A rare glimpse of midlife romance in ‘Rodanthe' deserves applause

Diane Lane has announced her retirement from acting. (And, perhaps, from being Diane Lane. I've seen her referred to as Diane Brolin after her marriage to Josh.) So if you want to see this underrated actress, you have two last chances: the upcoming “Killshot,” in which her character is chased around by a hit man named Armand “The Blackbird” Degas, or the current “Nights in Rodanthe.” I'm guessing more of her talents are on display in the latter.

George C. Wolfe, who won a Tony for directing “Angels in America” and ran the Public Theater in New York, made his name handling edgy material but seems right at home in “Rodanthe,” which adapts one of Nicholas Sparks' soothing, tea-with-honey novels. (Ann Peacock and John Romano are credited with the screenplay.)

Lane plays Adrienne Willis, who's running an inn on the Outer Banks in the brief absence of its owner. She expects four days to give her plenty of solitude – the inn has only one guest – so she can decide if she wants to let straying husband Jack (Christopher Meloni) come back.

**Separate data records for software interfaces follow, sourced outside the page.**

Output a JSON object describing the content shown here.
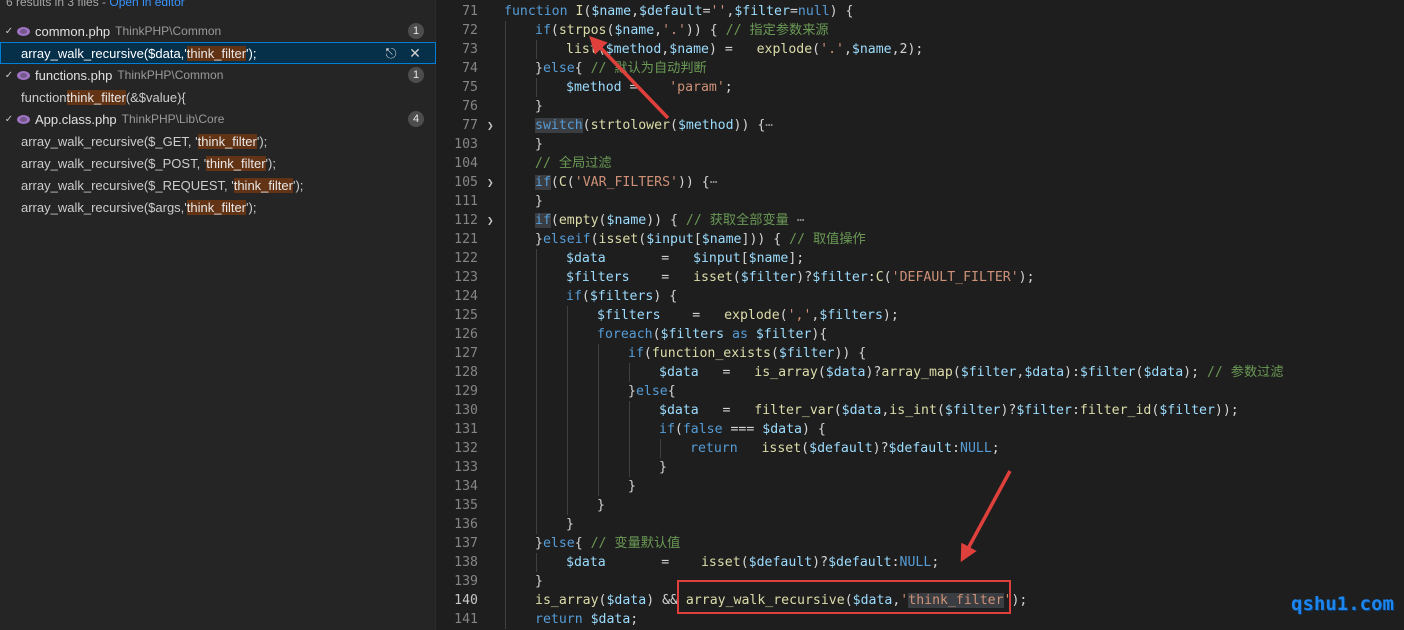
{
  "search": {
    "summary": "6 results in 3 files - ",
    "open_in_editor": "Open in editor",
    "files": [
      {
        "name": "common.php",
        "path": "ThinkPHP\\Common",
        "count": "1",
        "matches": [
          {
            "pre": "array_walk_recursive($data,'",
            "hit": "think_filter",
            "post": "');",
            "selected": true
          }
        ]
      },
      {
        "name": "functions.php",
        "path": "ThinkPHP\\Common",
        "count": "1",
        "matches": [
          {
            "pre": "function ",
            "hit": "think_filter",
            "post": "(&$value){"
          }
        ]
      },
      {
        "name": "App.class.php",
        "path": "ThinkPHP\\Lib\\Core",
        "count": "4",
        "matches": [
          {
            "pre": "array_walk_recursive($_GET,          '",
            "hit": "think_filter",
            "post": "');"
          },
          {
            "pre": "array_walk_recursive($_POST,  '",
            "hit": "think_filter",
            "post": "');"
          },
          {
            "pre": "array_walk_recursive($_REQUEST,   '",
            "hit": "think_filter",
            "post": "');"
          },
          {
            "pre": "array_walk_recursive($args,'",
            "hit": "think_filter",
            "post": "');"
          }
        ]
      }
    ]
  },
  "editor": {
    "lines": [
      {
        "n": "71",
        "fold": false,
        "indent": 0,
        "segs": [
          [
            "kw",
            "function "
          ],
          [
            "fn",
            "I"
          ],
          [
            "pl",
            "("
          ],
          [
            "var",
            "$name"
          ],
          [
            "pl",
            ","
          ],
          [
            "var",
            "$default"
          ],
          [
            "pl",
            "="
          ],
          [
            "str",
            "''"
          ],
          [
            "pl",
            ","
          ],
          [
            "var",
            "$filter"
          ],
          [
            "pl",
            "="
          ],
          [
            "kw",
            "null"
          ],
          [
            "pl",
            ") {"
          ]
        ]
      },
      {
        "n": "72",
        "fold": false,
        "indent": 1,
        "segs": [
          [
            "kw",
            "if"
          ],
          [
            "pl",
            "("
          ],
          [
            "fn",
            "strpos"
          ],
          [
            "pl",
            "("
          ],
          [
            "var",
            "$name"
          ],
          [
            "pl",
            ","
          ],
          [
            "str",
            "'.'"
          ],
          [
            "pl",
            ")) { "
          ],
          [
            "cm",
            "// 指定参数来源"
          ]
        ]
      },
      {
        "n": "73",
        "fold": false,
        "indent": 2,
        "segs": [
          [
            "fn",
            "list"
          ],
          [
            "pl",
            "("
          ],
          [
            "var",
            "$method"
          ],
          [
            "pl",
            ","
          ],
          [
            "var",
            "$name"
          ],
          [
            "pl",
            ") =   "
          ],
          [
            "fn",
            "explode"
          ],
          [
            "pl",
            "("
          ],
          [
            "str",
            "'.'"
          ],
          [
            "pl",
            ","
          ],
          [
            "var",
            "$name"
          ],
          [
            "pl",
            ",2);"
          ]
        ]
      },
      {
        "n": "74",
        "fold": false,
        "indent": 1,
        "segs": [
          [
            "pl",
            "}"
          ],
          [
            "kw",
            "else"
          ],
          [
            "pl",
            "{ "
          ],
          [
            "cm",
            "// 默认为自动判断"
          ]
        ]
      },
      {
        "n": "75",
        "fold": false,
        "indent": 2,
        "segs": [
          [
            "var",
            "$method"
          ],
          [
            "pl",
            " =    "
          ],
          [
            "str",
            "'param'"
          ],
          [
            "pl",
            ";"
          ]
        ]
      },
      {
        "n": "76",
        "fold": false,
        "indent": 1,
        "segs": [
          [
            "pl",
            "}"
          ]
        ]
      },
      {
        "n": "77",
        "fold": true,
        "indent": 1,
        "sel": true,
        "segs": [
          [
            "kw",
            "switch"
          ],
          [
            "pl",
            "("
          ],
          [
            "fn",
            "strtolower"
          ],
          [
            "pl",
            "("
          ],
          [
            "var",
            "$method"
          ],
          [
            "pl",
            ")) {"
          ],
          [
            "folded",
            "⋯"
          ]
        ]
      },
      {
        "n": "103",
        "fold": false,
        "indent": 1,
        "segs": [
          [
            "pl",
            "}"
          ]
        ]
      },
      {
        "n": "104",
        "fold": false,
        "indent": 1,
        "segs": [
          [
            "cm",
            "// 全局过滤"
          ]
        ]
      },
      {
        "n": "105",
        "fold": true,
        "indent": 1,
        "sel": true,
        "segs": [
          [
            "kw",
            "if"
          ],
          [
            "pl",
            "("
          ],
          [
            "fn",
            "C"
          ],
          [
            "pl",
            "("
          ],
          [
            "str",
            "'VAR_FILTERS'"
          ],
          [
            "pl",
            ")) {"
          ],
          [
            "folded",
            "⋯"
          ]
        ]
      },
      {
        "n": "111",
        "fold": false,
        "indent": 1,
        "segs": [
          [
            "pl",
            "}"
          ]
        ]
      },
      {
        "n": "112",
        "fold": true,
        "indent": 1,
        "sel": true,
        "segs": [
          [
            "kw",
            "if"
          ],
          [
            "pl",
            "("
          ],
          [
            "fn",
            "empty"
          ],
          [
            "pl",
            "("
          ],
          [
            "var",
            "$name"
          ],
          [
            "pl",
            ")) { "
          ],
          [
            "cm",
            "// 获取全部变量 "
          ],
          [
            "folded",
            "⋯"
          ]
        ]
      },
      {
        "n": "121",
        "fold": false,
        "indent": 1,
        "segs": [
          [
            "pl",
            "}"
          ],
          [
            "kw",
            "elseif"
          ],
          [
            "pl",
            "("
          ],
          [
            "fn",
            "isset"
          ],
          [
            "pl",
            "("
          ],
          [
            "var",
            "$input"
          ],
          [
            "pl",
            "["
          ],
          [
            "var",
            "$name"
          ],
          [
            "pl",
            "])) { "
          ],
          [
            "cm",
            "// 取值操作"
          ]
        ]
      },
      {
        "n": "122",
        "fold": false,
        "indent": 2,
        "segs": [
          [
            "var",
            "$data"
          ],
          [
            "pl",
            "       =   "
          ],
          [
            "var",
            "$input"
          ],
          [
            "pl",
            "["
          ],
          [
            "var",
            "$name"
          ],
          [
            "pl",
            "];"
          ]
        ]
      },
      {
        "n": "123",
        "fold": false,
        "indent": 2,
        "segs": [
          [
            "var",
            "$filters"
          ],
          [
            "pl",
            "    =   "
          ],
          [
            "fn",
            "isset"
          ],
          [
            "pl",
            "("
          ],
          [
            "var",
            "$filter"
          ],
          [
            "pl",
            ")?"
          ],
          [
            "var",
            "$filter"
          ],
          [
            "pl",
            ":"
          ],
          [
            "fn",
            "C"
          ],
          [
            "pl",
            "("
          ],
          [
            "str",
            "'DEFAULT_FILTER'"
          ],
          [
            "pl",
            ");"
          ]
        ]
      },
      {
        "n": "124",
        "fold": false,
        "indent": 2,
        "segs": [
          [
            "kw",
            "if"
          ],
          [
            "pl",
            "("
          ],
          [
            "var",
            "$filters"
          ],
          [
            "pl",
            ") {"
          ]
        ]
      },
      {
        "n": "125",
        "fold": false,
        "indent": 3,
        "segs": [
          [
            "var",
            "$filters"
          ],
          [
            "pl",
            "    =   "
          ],
          [
            "fn",
            "explode"
          ],
          [
            "pl",
            "("
          ],
          [
            "str",
            "','"
          ],
          [
            "pl",
            ","
          ],
          [
            "var",
            "$filters"
          ],
          [
            "pl",
            ");"
          ]
        ]
      },
      {
        "n": "126",
        "fold": false,
        "indent": 3,
        "segs": [
          [
            "kw",
            "foreach"
          ],
          [
            "pl",
            "("
          ],
          [
            "var",
            "$filters"
          ],
          [
            "kw",
            " as "
          ],
          [
            "var",
            "$filter"
          ],
          [
            "pl",
            "){"
          ]
        ]
      },
      {
        "n": "127",
        "fold": false,
        "indent": 4,
        "segs": [
          [
            "kw",
            "if"
          ],
          [
            "pl",
            "("
          ],
          [
            "fn",
            "function_exists"
          ],
          [
            "pl",
            "("
          ],
          [
            "var",
            "$filter"
          ],
          [
            "pl",
            ")) {"
          ]
        ]
      },
      {
        "n": "128",
        "fold": false,
        "indent": 5,
        "segs": [
          [
            "var",
            "$data"
          ],
          [
            "pl",
            "   =   "
          ],
          [
            "fn",
            "is_array"
          ],
          [
            "pl",
            "("
          ],
          [
            "var",
            "$data"
          ],
          [
            "pl",
            ")?"
          ],
          [
            "fn",
            "array_map"
          ],
          [
            "pl",
            "("
          ],
          [
            "var",
            "$filter"
          ],
          [
            "pl",
            ","
          ],
          [
            "var",
            "$data"
          ],
          [
            "pl",
            "):"
          ],
          [
            "var",
            "$filter"
          ],
          [
            "pl",
            "("
          ],
          [
            "var",
            "$data"
          ],
          [
            "pl",
            "); "
          ],
          [
            "cm",
            "// 参数过滤"
          ]
        ]
      },
      {
        "n": "129",
        "fold": false,
        "indent": 4,
        "segs": [
          [
            "pl",
            "}"
          ],
          [
            "kw",
            "else"
          ],
          [
            "pl",
            "{"
          ]
        ]
      },
      {
        "n": "130",
        "fold": false,
        "indent": 5,
        "segs": [
          [
            "var",
            "$data"
          ],
          [
            "pl",
            "   =   "
          ],
          [
            "fn",
            "filter_var"
          ],
          [
            "pl",
            "("
          ],
          [
            "var",
            "$data"
          ],
          [
            "pl",
            ","
          ],
          [
            "fn",
            "is_int"
          ],
          [
            "pl",
            "("
          ],
          [
            "var",
            "$filter"
          ],
          [
            "pl",
            ")?"
          ],
          [
            "var",
            "$filter"
          ],
          [
            "pl",
            ":"
          ],
          [
            "fn",
            "filter_id"
          ],
          [
            "pl",
            "("
          ],
          [
            "var",
            "$filter"
          ],
          [
            "pl",
            "));"
          ]
        ]
      },
      {
        "n": "131",
        "fold": false,
        "indent": 5,
        "segs": [
          [
            "kw",
            "if"
          ],
          [
            "pl",
            "("
          ],
          [
            "kw",
            "false"
          ],
          [
            "pl",
            " === "
          ],
          [
            "var",
            "$data"
          ],
          [
            "pl",
            ") {"
          ]
        ]
      },
      {
        "n": "132",
        "fold": false,
        "indent": 6,
        "segs": [
          [
            "kw",
            "return"
          ],
          [
            "pl",
            "   "
          ],
          [
            "fn",
            "isset"
          ],
          [
            "pl",
            "("
          ],
          [
            "var",
            "$default"
          ],
          [
            "pl",
            ")?"
          ],
          [
            "var",
            "$default"
          ],
          [
            "pl",
            ":"
          ],
          [
            "kw",
            "NULL"
          ],
          [
            "pl",
            ";"
          ]
        ]
      },
      {
        "n": "133",
        "fold": false,
        "indent": 5,
        "segs": [
          [
            "pl",
            "}"
          ]
        ]
      },
      {
        "n": "134",
        "fold": false,
        "indent": 4,
        "segs": [
          [
            "pl",
            "}"
          ]
        ]
      },
      {
        "n": "135",
        "fold": false,
        "indent": 3,
        "segs": [
          [
            "pl",
            "}"
          ]
        ]
      },
      {
        "n": "136",
        "fold": false,
        "indent": 2,
        "segs": [
          [
            "pl",
            "}"
          ]
        ]
      },
      {
        "n": "137",
        "fold": false,
        "indent": 1,
        "segs": [
          [
            "pl",
            "}"
          ],
          [
            "kw",
            "else"
          ],
          [
            "pl",
            "{ "
          ],
          [
            "cm",
            "// 变量默认值"
          ]
        ]
      },
      {
        "n": "138",
        "fold": false,
        "indent": 2,
        "segs": [
          [
            "var",
            "$data"
          ],
          [
            "pl",
            "       =    "
          ],
          [
            "fn",
            "isset"
          ],
          [
            "pl",
            "("
          ],
          [
            "var",
            "$default"
          ],
          [
            "pl",
            ")?"
          ],
          [
            "var",
            "$default"
          ],
          [
            "pl",
            ":"
          ],
          [
            "kw",
            "NULL"
          ],
          [
            "pl",
            ";"
          ]
        ]
      },
      {
        "n": "139",
        "fold": false,
        "indent": 1,
        "segs": [
          [
            "pl",
            "}"
          ]
        ]
      },
      {
        "n": "140",
        "fold": false,
        "indent": 1,
        "active": true,
        "segs": [
          [
            "fn",
            "is_array"
          ],
          [
            "pl",
            "("
          ],
          [
            "var",
            "$data"
          ],
          [
            "pl",
            ") && "
          ],
          [
            "fn",
            "array_walk_recursive"
          ],
          [
            "pl",
            "("
          ],
          [
            "var",
            "$data"
          ],
          [
            "pl",
            ","
          ],
          [
            "str",
            "'"
          ],
          [
            "strsel",
            "think_filter"
          ],
          [
            "str",
            "'"
          ],
          [
            "pl",
            ");"
          ]
        ]
      },
      {
        "n": "141",
        "fold": false,
        "indent": 1,
        "segs": [
          [
            "kw",
            "return"
          ],
          [
            "pl",
            " "
          ],
          [
            "var",
            "$data"
          ],
          [
            "pl",
            ";"
          ]
        ]
      }
    ]
  },
  "watermark": "qshu1.com",
  "colors": {
    "annotation_red": "#e0403c",
    "accent": "#007fd4",
    "match_highlight": "#623315"
  }
}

But the guest is Paul Flanner (Richard Gere), a Raleigh surgeon whose baggage is almost entirely psychological. He has come to the Banks to meet the husband of a woman who died on his operating table (soulful Scott Glenn), and to humble himself before visiting his estranged son (James Franco) at a remote clinic in Ecuador. Paul and Adrienne are soon walking on the sand, then smooching in the attic.

The film quickly bids farewell to common sense. What high-rent beach property has one guest in September or early October, and no staff other than the proprietor to take care of him? Since when do authorities issue a hurricane warning 15 minutes before the storm hits? (And how did Paul's car, parked at the beach during that hurricane, suffer no damage at all?)

However, the film's more concerned with internal reality than physical reality. Gere shows genuine weakness and sadness for one of the few times in his career – those traits don't come easily to him as an actor – and Lane's emotions spill over from her gut into her expressive face.

Yes, the movie solves certain problems too easily, and Wolfe and his writers can't resist one painfully soppy metaphor at the end. (I haven't read the novel, but I'll bet Sparks is responsible for it.)

Yet this is one of the increasingly rare Hollywood films that treat people in middle age as though their feelings were just as intense and their needs just as valid as those of people half their age. The scarcity of such stories – especially for women – is apparently one of the reasons Lane is withdrawing from acting, so we should be grateful that one has come along.